But individuals still have to make decisions, despite the turbulence of public policy. And those decisions, if made on a broad enough scale, serve to lock in the public policy of the day.
Consider the health-care mess. It derives, at least in part, from the steeply progressive tax rates and roaring inflation of the 1970s.
Inflation is about as unsettling a policy as there is. Combine it with bracket creep that gives the tax man a bigger chunk of every raise, and you turn wage-earning taxpayers into gerbils running on a wheel, struggling desperately to stay in the same place.
In the '70s, both unions bargaining collectively and individuals bargaining independently tried to beat bracket creep by taking more and more of their compensation in non-taxable benefits, notably greatly expanded health coverage and retirement benefits. From 1970 to 1980, the proportion of total compensation made up by fringe benefits increased by more than 50 percent.
Workers couldn't control their take-home pay—that was in the hands of the government—but they could bank on the security of their fringes. And now, of course, we find big companies unable to keep their pension and retiree health-insurance promises. And we're stuck with a health-care system in which patients have no incentive to watch costs.
The Clinton administration promises to fix all that with its own health-care plan, which will not include the critical reform of taxing health benefits as income. Unless Hillary Clinton and her team undergo a radical change of attitude, we can expect further turbulence ahead—the turbulence created as price controls ripple through the medical system.
"The world is interconnected in a lot of ways. Once you change prices in one area, it has effects that you can't foresee," Harvard economist Gregory Mankiw told The Washington Post in this context. "That is why central planning in the Soviet Union broke down. I don't think Clinton planners will be any better than planners were in the Nixon era or in the Soviet Union."
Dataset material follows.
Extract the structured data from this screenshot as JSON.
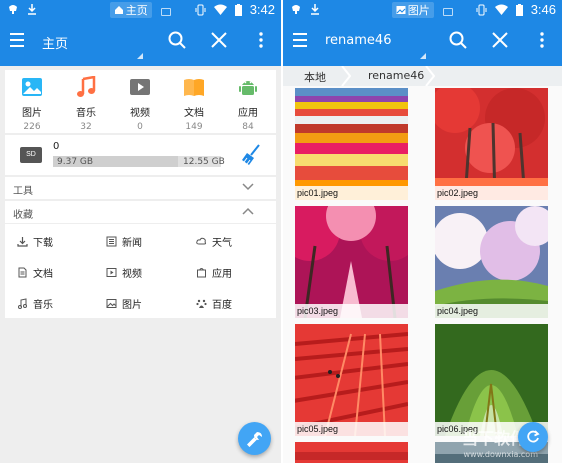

The Clinton administration loves planning; that is its uniting ideology, the one consistency in an otherwise inconsistent administration. Unfortunately, as Thomas Sowell has aptly noted, "What is politically defined as economic 'planning' is the forcible superseding of other people's plans by government officials." For the next four years at least, all our plans may be grounded in Washington.
This article originally appeared in print under the headline "Stormy Weather".